Although the entries hold pictures, only their words are printed back, exactly as given.

Web page and app entries
━━━━━━

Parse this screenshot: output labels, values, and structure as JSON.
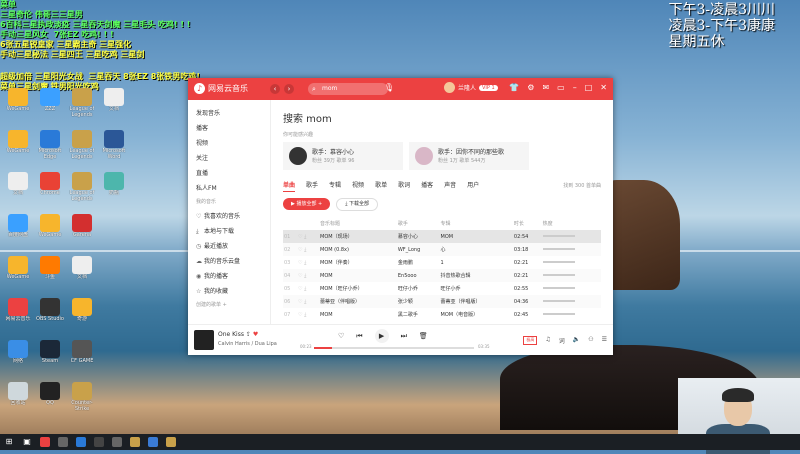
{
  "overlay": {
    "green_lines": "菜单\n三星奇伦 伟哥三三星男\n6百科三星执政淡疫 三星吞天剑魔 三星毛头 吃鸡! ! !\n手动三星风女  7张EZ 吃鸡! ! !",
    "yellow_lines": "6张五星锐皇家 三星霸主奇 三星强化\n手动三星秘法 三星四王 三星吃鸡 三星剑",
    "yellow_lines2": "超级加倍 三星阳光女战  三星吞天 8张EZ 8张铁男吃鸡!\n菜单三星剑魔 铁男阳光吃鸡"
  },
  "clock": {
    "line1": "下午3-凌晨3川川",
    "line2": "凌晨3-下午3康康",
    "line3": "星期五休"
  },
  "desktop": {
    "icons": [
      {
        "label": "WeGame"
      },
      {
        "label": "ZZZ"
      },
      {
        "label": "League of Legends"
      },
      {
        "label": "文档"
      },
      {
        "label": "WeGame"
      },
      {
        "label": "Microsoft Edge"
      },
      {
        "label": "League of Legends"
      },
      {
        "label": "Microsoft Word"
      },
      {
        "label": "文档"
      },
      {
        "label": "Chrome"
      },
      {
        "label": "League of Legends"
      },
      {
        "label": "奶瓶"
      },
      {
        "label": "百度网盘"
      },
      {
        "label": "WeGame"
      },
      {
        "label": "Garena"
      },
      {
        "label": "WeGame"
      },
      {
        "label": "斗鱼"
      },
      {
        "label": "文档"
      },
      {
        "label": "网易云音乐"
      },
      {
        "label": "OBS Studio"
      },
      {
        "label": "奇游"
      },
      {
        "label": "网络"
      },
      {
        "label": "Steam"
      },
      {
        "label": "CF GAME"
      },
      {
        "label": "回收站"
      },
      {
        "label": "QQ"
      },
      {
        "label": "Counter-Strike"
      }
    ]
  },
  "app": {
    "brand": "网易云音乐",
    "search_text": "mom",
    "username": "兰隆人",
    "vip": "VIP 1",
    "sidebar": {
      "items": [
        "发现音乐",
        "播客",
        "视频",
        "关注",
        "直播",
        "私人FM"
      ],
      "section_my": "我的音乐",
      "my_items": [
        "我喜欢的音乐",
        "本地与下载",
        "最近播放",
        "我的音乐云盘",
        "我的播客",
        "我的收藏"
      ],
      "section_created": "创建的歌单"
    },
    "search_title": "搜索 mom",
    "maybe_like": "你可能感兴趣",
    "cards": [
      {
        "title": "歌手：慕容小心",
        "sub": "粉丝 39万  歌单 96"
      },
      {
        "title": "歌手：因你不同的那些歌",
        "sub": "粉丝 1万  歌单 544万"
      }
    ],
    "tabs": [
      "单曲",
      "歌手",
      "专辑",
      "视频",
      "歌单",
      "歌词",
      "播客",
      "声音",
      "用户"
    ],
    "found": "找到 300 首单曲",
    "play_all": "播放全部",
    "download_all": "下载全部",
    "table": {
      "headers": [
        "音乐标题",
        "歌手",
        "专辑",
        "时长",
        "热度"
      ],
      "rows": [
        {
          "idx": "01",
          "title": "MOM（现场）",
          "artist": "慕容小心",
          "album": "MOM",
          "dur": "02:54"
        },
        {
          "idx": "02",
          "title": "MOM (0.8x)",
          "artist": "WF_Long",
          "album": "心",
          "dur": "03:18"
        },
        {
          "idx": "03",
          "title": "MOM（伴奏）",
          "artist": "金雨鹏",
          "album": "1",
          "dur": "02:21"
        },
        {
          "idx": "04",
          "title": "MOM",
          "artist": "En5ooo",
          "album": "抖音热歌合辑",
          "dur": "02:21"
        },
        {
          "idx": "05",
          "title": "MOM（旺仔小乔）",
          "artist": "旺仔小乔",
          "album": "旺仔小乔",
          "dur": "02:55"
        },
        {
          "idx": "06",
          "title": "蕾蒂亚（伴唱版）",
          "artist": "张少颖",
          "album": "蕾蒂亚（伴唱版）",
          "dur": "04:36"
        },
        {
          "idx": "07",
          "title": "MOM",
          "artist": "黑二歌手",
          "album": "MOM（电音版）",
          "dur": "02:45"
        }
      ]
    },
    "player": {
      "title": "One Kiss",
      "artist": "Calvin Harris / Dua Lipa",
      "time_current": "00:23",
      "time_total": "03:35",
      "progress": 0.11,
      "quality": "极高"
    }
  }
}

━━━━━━

## RESULT OF THE TASK
Parse this screenshot: output labels, values, and structure as JSON.
{
  "overlay": {
    "green_lines": "菜单\n三星奇伦 伟哥三三星男\n6百科三星执政淡疫 三星吞天剑魔 三星毛头 吃鸡! ! !\n手动三星风女  7张EZ 吃鸡! ! !",
    "yellow_lines": "6张五星锐皇家 三星霸主奇 三星强化\n手动三星秘法 三星四王 三星吃鸡 三星剑",
    "yellow_lines2": "超级加倍 三星阳光女战  三星吞天 8张EZ 8张铁男吃鸡!\n菜单三星剑魔 铁男阳光吃鸡"
  },
  "clock": {
    "line1": "下午3-凌晨3川川",
    "line2": "凌晨3-下午3康康",
    "line3": "星期五休"
  },
  "desktop": {
    "icons": [
      {
        "label": "WeGame"
      },
      {
        "label": "ZZZ"
      },
      {
        "label": "League of Legends"
      },
      {
        "label": "文档"
      },
      {
        "label": "WeGame"
      },
      {
        "label": "Microsoft Edge"
      },
      {
        "label": "League of Legends"
      },
      {
        "label": "Microsoft Word"
      },
      {
        "label": "文档"
      },
      {
        "label": "Chrome"
      },
      {
        "label": "League of Legends"
      },
      {
        "label": "奶瓶"
      },
      {
        "label": "百度网盘"
      },
      {
        "label": "WeGame"
      },
      {
        "label": "Garena"
      },
      {
        "label": "WeGame"
      },
      {
        "label": "斗鱼"
      },
      {
        "label": "文档"
      },
      {
        "label": "网易云音乐"
      },
      {
        "label": "OBS Studio"
      },
      {
        "label": "奇游"
      },
      {
        "label": "网络"
      },
      {
        "label": "Steam"
      },
      {
        "label": "CF GAME"
      },
      {
        "label": "回收站"
      },
      {
        "label": "QQ"
      },
      {
        "label": "Counter-Strike"
      }
    ]
  },
  "app": {
    "brand": "网易云音乐",
    "search_text": "mom",
    "username": "兰隆人",
    "vip": "VIP 1",
    "sidebar": {
      "items": [
        "发现音乐",
        "播客",
        "视频",
        "关注",
        "直播",
        "私人FM"
      ],
      "section_my": "我的音乐",
      "my_items": [
        "我喜欢的音乐",
        "本地与下载",
        "最近播放",
        "我的音乐云盘",
        "我的播客",
        "我的收藏"
      ],
      "section_created": "创建的歌单"
    },
    "search_title": "搜索 mom",
    "maybe_like": "你可能感兴趣",
    "cards": [
      {
        "title": "歌手：慕容小心",
        "sub": "粉丝 39万  歌单 96"
      },
      {
        "title": "歌手：因你不同的那些歌",
        "sub": "粉丝 1万  歌单 544万"
      }
    ],
    "tabs": [
      "单曲",
      "歌手",
      "专辑",
      "视频",
      "歌单",
      "歌词",
      "播客",
      "声音",
      "用户"
    ],
    "found": "找到 300 首单曲",
    "play_all": "播放全部",
    "download_all": "下载全部",
    "table": {
      "headers": [
        "音乐标题",
        "歌手",
        "专辑",
        "时长",
        "热度"
      ],
      "rows": [
        {
          "idx": "01",
          "title": "MOM（现场）",
          "artist": "慕容小心",
          "album": "MOM",
          "dur": "02:54"
        },
        {
          "idx": "02",
          "title": "MOM (0.8x)",
          "artist": "WF_Long",
          "album": "心",
          "dur": "03:18"
        },
        {
          "idx": "03",
          "title": "MOM（伴奏）",
          "artist": "金雨鹏",
          "album": "1",
          "dur": "02:21"
        },
        {
          "idx": "04",
          "title": "MOM",
          "artist": "En5ooo",
          "album": "抖音热歌合辑",
          "dur": "02:21"
        },
        {
          "idx": "05",
          "title": "MOM（旺仔小乔）",
          "artist": "旺仔小乔",
          "album": "旺仔小乔",
          "dur": "02:55"
        },
        {
          "idx": "06",
          "title": "蕾蒂亚（伴唱版）",
          "artist": "张少颖",
          "album": "蕾蒂亚（伴唱版）",
          "dur": "04:36"
        },
        {
          "idx": "07",
          "title": "MOM",
          "artist": "黑二歌手",
          "album": "MOM（电音版）",
          "dur": "02:45"
        }
      ]
    },
    "player": {
      "title": "One Kiss",
      "artist": "Calvin Harris / Dua Lipa",
      "time_current": "00:23",
      "time_total": "03:35",
      "progress": 0.11,
      "quality": "极高"
    }
  }
}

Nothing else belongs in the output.